Implantable fibers are one of the major breakthroughs in the field of brain research. It has enabled researchers to stimulate particular targets in the brain and assess the electric responses. However, similar trials in the spinal cord nerves, which can eventually result in treatments that can improve the injuries of the spinal cord, are critical to conduct. This is because the spine stretches and flexes with the movement of the body. And also the comparatively stiff, fragile fibers utilized at present can injury the frail tissues of the spinal cord.
The traditional optic fibers that are utilized in optogenetics studies do twist fairly but do not compress or stretch. Recently, a research team has designed a rubber-like fiber that can stretch and flex while at the same time deliver optical impulses as well as electric connections for optoelectronic stimulation and monitoring & stimulation, respectively.
The researchers merged coating made up of silver nanowires mesh that generates a conductive sheet for electrical signals and a newly designed translucent elastomer that functions as a waveguide for the optical impulses. In order to process this translucent elastomer, the substance was implanted in a polymer covering that made it possible to frame it into a fiber, which was validated to be flexible as well as stretchable according to the team. After the drawing procedure, the cladding was dissolved.
After the complete fabrication procedure, what remains is the translucent fiber with electrically conductive, flexible nanowire coverings. As stated by a team member, Professor Polina Anikeeva, “It is actually just a part of rubber, but what makes the difference is that it is conductive. The fiber can extend by at least 20–30% without influencing its properties.” The fibers are not only flexible but also very stretchable.
The team successfully utilized these new fibers in liberally moving mice demonstrating that they were able to read the electrical impulses from the spinal cord and also excite it with the use of light and electricity.

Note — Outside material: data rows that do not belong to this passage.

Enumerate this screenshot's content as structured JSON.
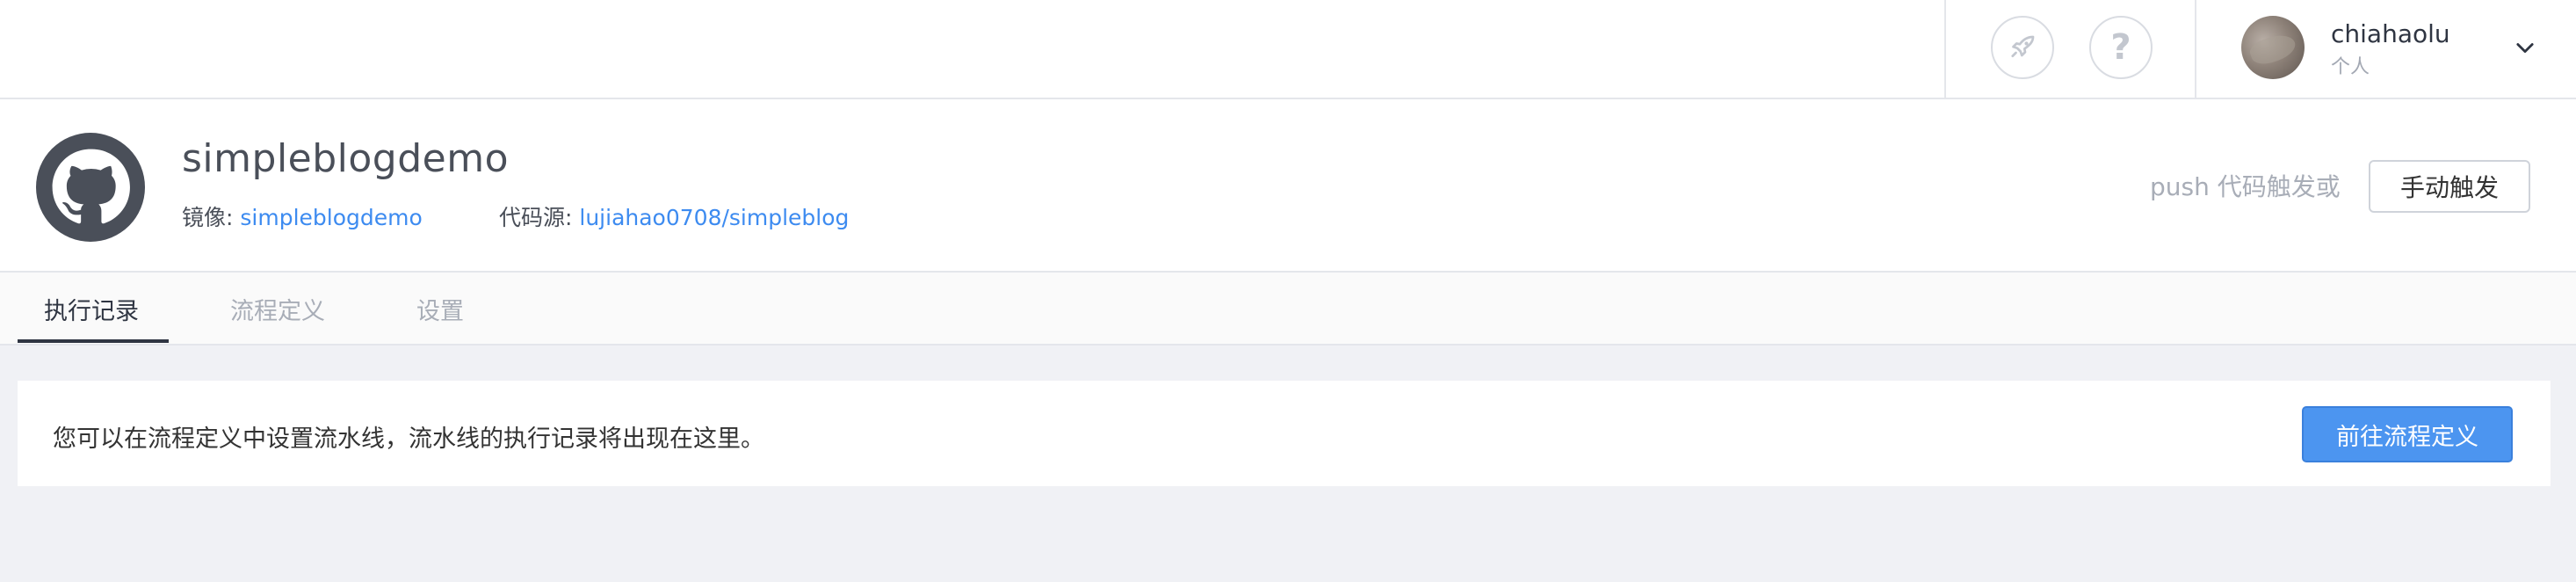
{
  "topbar": {
    "rocket_icon": "rocket-icon",
    "help_icon": "question-icon",
    "help_glyph": "?",
    "user": {
      "name": "chiahaolu",
      "sub": "个人"
    }
  },
  "repo": {
    "title": "simpleblogdemo",
    "image_label": "镜像:",
    "image_value": "simpleblogdemo",
    "source_label": "代码源:",
    "source_value": "lujiahao0708/simpleblog",
    "push_hint": "push 代码触发或",
    "manual_trigger": "手动触发"
  },
  "tabs": [
    {
      "label": "执行记录",
      "active": true
    },
    {
      "label": "流程定义",
      "active": false
    },
    {
      "label": "设置",
      "active": false
    }
  ],
  "notice": {
    "text": "您可以在流程定义中设置流水线，流水线的执行记录将出现在这里。",
    "button": "前往流程定义"
  },
  "colors": {
    "accent": "#4c95f0",
    "link": "#3d8bf0",
    "background": "#f0f1f5"
  }
}
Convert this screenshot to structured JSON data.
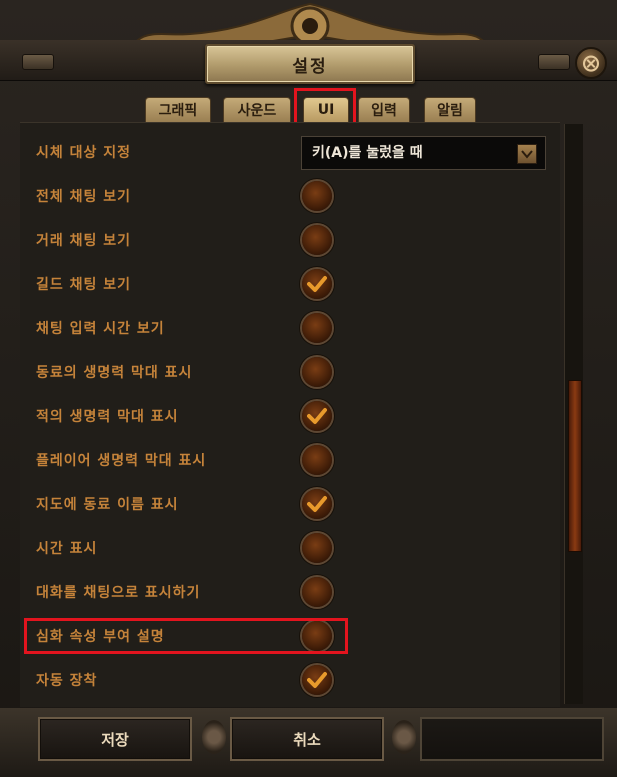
{
  "window": {
    "title": "설정",
    "close_label": "⨂"
  },
  "tabs": [
    {
      "label": "그래픽",
      "active": false
    },
    {
      "label": "사운드",
      "active": false
    },
    {
      "label": "UI",
      "active": true
    },
    {
      "label": "입력",
      "active": false
    },
    {
      "label": "알림",
      "active": false
    }
  ],
  "settings": [
    {
      "label": "시체 대상 지정",
      "control": "dropdown",
      "value": "키(A)를 눌렀을 때"
    },
    {
      "label": "전체 채팅 보기",
      "control": "checkbox",
      "checked": false
    },
    {
      "label": "거래 채팅 보기",
      "control": "checkbox",
      "checked": false
    },
    {
      "label": "길드 채팅 보기",
      "control": "checkbox",
      "checked": true
    },
    {
      "label": "채팅 입력 시간 보기",
      "control": "checkbox",
      "checked": false
    },
    {
      "label": "동료의 생명력 막대 표시",
      "control": "checkbox",
      "checked": false
    },
    {
      "label": "적의 생명력 막대 표시",
      "control": "checkbox",
      "checked": true
    },
    {
      "label": "플레이어 생명력 막대 표시",
      "control": "checkbox",
      "checked": false
    },
    {
      "label": "지도에 동료 이름 표시",
      "control": "checkbox",
      "checked": true
    },
    {
      "label": "시간 표시",
      "control": "checkbox",
      "checked": false
    },
    {
      "label": "대화를 채팅으로 표시하기",
      "control": "checkbox",
      "checked": false
    },
    {
      "label": "심화 속성 부여 설명",
      "control": "checkbox",
      "checked": false
    },
    {
      "label": "자동 장착",
      "control": "checkbox",
      "checked": true
    }
  ],
  "footer": {
    "save_label": "저장",
    "cancel_label": "취소"
  },
  "colors": {
    "label": "#c5833a",
    "highlight": "#e3141e",
    "check": "#e89a2c"
  }
}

Chi Lu said, “We are the first to design something that makes it possible to concurrently do optical stimulation and electrical recording in the freely moving mice’s spinal cords. So, we expect our study comes up new opportunities for neuroscience research.”